Further, recent frauds have involved two Chinese principal investigators, one based in China (Shandong University, China), the other working jointly in China and Canada (You Ann Hospital, Beijing, China and McGill University, Canada). Both articles were published in the journal Biochimica et Biophysica Acta – General Subjects. The two of them aimed at evaluating the anti-cancer properties of a gum resin compound of the ayurvedic plant Boswellia serrata. The article is now retracted with a note stating “This article has been retracted at the request of the authors. It contained multiple inaccurate and inappropriately processed Western Blots. (…)”.
Another proven misconduct involved researchers affiliated with the Beijing Key Laboratory of Crop Genetic Improvement, in Beijing, China. One of the first authors confirmed and apologized for his “low-level mistake” in manipulating some of the images using Photoshop.
Human Error or Misconduct
Mostly, when enquired about misconduct in figures that appeared in their articles, researchers will argue that a “mistake” may have happened, or that there has been some “confusion” between files. This was the case in the neurodegeneration studies of Miao and Zhang. Such mistakes indeed do occur, but they should normally be discovered the moment an article is revised by its authors and submitted to a journal.
However, in other cases, deliberate manipulation is undeniable. In the case which involved researchers from the University of Malaya, the same image appeared in different studies. In one case the image was said to correspond to liver cells, while in another one, to colon cells. Moreover, some parts of the image appeared to be clearly manipulated, with some sub-areas reproduced multiple times to generate a larger image. Therefore, in this case, the fraud is obvious and deliberate.
Reactions of the Scientific Community
Reactions of Peers
In a majority of cases involving image fraud, it is not the journals themselves that discover them, but readers that alert the journals. Scientists, therefore, need reliable knowledge in order to design their own experiments as having false results in the literature may lead them to erroneous principles and deductions. This can result in loss of research time and money.
Reactions of Journals
Journals generally take quick actions once they have been alerted by readers. The COPE guidelines are a general reference for defining scientific frauds. The first step in the case of suspicious images or data is for journals to contact the authors and have their opinion regarding the case. In some instances, authors admit the fraud; while in others, they claim that they were “mistakes”. Irrespective of the answer of the authors, whether erroneous or deliberately manipulated the article is retracted. However, procedures of retraction can vary across journals: some remove the article content from their website and mention the article as being “retracted”. Others may leave the full article online, inserting a retraction note in its header. This latter behavior can be misleading since this information remains searchable and fully viewable on the journal’s website.
Frequency of Misconduct
A systematical search for manipulated images was recently carried out by three researchers from diverse institutions. Elisabeth M. Bik, Arturo Casadevall, and Ferric Fang analyzed images from over 20000 scientific papers published over the period 1995-2014. The main criterion for deciding whether an image corresponded to an actual experiment or to a manipulated image was that all three co-authors had to separately identify some awkwardness in the image. The overall rate of “problematic” images identified by these authors was 3.8 %. Note that this study only addresses frauds on images, and searching for further types of data across publications might have resulted in a higher, hence more problematic, figure.

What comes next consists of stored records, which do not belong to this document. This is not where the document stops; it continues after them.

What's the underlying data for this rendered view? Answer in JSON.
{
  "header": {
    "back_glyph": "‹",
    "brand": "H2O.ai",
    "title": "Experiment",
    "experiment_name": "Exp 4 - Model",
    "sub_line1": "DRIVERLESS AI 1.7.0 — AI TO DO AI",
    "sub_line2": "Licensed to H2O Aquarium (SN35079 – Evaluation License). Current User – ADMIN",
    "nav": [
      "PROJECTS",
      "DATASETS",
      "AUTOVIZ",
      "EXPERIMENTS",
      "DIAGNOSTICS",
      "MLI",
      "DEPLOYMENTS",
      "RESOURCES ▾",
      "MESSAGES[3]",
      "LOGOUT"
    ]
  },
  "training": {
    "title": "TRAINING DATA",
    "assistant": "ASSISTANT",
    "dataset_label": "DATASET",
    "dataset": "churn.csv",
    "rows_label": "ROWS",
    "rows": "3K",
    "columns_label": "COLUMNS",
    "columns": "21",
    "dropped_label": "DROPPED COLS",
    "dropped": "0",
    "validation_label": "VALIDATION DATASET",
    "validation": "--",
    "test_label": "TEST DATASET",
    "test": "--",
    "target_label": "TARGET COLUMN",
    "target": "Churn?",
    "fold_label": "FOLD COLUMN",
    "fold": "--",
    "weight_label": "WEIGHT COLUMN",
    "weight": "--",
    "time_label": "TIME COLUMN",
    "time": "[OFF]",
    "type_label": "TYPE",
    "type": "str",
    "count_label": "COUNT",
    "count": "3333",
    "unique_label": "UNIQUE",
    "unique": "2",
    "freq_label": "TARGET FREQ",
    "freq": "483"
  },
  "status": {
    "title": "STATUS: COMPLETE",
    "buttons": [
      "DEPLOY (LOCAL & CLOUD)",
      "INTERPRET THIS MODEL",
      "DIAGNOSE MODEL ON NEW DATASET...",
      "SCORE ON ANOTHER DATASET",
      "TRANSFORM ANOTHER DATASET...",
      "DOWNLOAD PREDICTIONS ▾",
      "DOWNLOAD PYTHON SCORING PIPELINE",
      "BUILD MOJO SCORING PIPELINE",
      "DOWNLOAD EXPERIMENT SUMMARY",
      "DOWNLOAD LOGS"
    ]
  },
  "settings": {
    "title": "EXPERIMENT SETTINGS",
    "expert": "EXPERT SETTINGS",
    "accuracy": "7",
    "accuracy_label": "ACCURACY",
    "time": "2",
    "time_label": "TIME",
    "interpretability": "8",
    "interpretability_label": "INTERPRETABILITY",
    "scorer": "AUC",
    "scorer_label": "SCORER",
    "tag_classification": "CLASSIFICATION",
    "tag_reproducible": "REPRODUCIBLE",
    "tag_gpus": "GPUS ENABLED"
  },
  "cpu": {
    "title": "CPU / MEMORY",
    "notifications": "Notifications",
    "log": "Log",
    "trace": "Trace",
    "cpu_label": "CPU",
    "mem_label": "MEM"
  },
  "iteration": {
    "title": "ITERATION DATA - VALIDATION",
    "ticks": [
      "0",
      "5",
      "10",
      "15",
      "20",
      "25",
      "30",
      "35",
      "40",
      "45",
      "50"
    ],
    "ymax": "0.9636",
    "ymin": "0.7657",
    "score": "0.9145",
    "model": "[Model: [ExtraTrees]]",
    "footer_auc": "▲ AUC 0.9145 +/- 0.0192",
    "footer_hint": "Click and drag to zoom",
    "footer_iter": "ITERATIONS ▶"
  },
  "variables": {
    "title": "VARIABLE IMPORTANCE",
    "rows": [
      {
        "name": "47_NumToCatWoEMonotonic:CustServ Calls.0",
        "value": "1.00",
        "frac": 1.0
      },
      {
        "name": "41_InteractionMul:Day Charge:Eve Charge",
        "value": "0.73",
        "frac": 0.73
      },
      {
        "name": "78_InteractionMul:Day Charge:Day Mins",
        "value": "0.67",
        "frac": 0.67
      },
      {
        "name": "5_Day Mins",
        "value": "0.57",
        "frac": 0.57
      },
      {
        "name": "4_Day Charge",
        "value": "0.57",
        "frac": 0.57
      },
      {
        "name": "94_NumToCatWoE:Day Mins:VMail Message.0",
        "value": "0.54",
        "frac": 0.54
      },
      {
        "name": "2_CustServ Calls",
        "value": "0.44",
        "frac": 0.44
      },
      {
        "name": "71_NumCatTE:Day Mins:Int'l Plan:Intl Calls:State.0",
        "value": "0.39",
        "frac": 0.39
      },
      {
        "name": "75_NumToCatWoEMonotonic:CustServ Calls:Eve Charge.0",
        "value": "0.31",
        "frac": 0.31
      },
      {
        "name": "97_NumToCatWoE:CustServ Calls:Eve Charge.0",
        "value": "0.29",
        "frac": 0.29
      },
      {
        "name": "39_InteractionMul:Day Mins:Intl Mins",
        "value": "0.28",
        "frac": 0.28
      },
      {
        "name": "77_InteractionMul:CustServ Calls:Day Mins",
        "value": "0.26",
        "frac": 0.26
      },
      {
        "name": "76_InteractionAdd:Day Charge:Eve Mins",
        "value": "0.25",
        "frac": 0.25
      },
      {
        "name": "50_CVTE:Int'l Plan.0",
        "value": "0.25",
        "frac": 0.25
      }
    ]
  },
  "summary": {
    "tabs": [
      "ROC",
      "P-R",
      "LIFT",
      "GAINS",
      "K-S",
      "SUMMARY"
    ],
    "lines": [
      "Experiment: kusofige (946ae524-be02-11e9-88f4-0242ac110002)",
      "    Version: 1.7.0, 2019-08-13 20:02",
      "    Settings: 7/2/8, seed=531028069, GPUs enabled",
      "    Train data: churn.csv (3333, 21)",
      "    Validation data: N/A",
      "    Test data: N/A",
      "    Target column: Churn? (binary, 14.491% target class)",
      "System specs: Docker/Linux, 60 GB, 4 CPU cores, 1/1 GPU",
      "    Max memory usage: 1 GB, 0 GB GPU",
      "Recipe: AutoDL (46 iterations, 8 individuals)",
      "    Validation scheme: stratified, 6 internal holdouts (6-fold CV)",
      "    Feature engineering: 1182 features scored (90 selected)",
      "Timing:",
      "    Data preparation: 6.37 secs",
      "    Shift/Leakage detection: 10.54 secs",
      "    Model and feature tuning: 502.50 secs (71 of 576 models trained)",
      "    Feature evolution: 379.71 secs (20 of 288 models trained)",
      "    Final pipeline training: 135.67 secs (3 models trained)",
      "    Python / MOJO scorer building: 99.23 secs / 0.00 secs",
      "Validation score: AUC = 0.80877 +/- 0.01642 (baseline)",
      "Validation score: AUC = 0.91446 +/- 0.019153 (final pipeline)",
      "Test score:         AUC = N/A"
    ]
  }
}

One critical piece of information concerning this study regards its own publication. The authors had faced three rejections of their paper. After this, they chose to publish it on the open access preprint database bioRxiv. It was then finally published in mBio, an open access journal of the American Society for Microbiology, in June 2016.
Do you know any other cases of retraction due to image manipulation? Please share your thoughts in the comments section below.